#### Given records ####

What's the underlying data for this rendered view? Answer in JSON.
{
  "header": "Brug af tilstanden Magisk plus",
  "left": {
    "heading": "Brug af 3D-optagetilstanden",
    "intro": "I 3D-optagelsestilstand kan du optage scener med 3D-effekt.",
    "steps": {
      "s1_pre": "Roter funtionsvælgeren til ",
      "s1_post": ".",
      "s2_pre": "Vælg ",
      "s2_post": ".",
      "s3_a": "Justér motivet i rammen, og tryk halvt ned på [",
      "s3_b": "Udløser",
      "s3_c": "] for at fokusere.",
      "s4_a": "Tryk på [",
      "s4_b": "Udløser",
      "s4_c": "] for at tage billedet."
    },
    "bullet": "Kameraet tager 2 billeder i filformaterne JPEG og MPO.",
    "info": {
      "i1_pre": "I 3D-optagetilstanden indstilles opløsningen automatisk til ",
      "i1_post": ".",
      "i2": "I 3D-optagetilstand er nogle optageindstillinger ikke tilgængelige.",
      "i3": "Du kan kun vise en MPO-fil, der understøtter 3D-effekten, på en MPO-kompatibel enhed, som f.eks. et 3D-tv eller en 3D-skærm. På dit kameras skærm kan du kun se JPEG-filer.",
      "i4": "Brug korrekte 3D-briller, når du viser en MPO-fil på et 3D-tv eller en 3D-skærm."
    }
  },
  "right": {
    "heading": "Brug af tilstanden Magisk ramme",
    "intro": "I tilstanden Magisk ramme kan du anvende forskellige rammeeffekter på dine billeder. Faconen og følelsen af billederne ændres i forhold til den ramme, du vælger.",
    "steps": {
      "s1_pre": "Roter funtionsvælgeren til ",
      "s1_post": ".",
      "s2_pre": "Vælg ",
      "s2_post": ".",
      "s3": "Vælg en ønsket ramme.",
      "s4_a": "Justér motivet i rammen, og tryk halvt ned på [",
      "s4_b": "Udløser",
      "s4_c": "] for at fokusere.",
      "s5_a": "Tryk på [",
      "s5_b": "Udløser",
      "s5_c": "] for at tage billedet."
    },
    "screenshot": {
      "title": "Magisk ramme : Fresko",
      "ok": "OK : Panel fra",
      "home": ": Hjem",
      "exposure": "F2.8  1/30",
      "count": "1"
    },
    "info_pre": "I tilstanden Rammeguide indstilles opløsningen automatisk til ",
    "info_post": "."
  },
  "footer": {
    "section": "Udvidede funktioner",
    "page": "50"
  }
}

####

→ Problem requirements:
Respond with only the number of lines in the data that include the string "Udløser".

→ Answer section:
4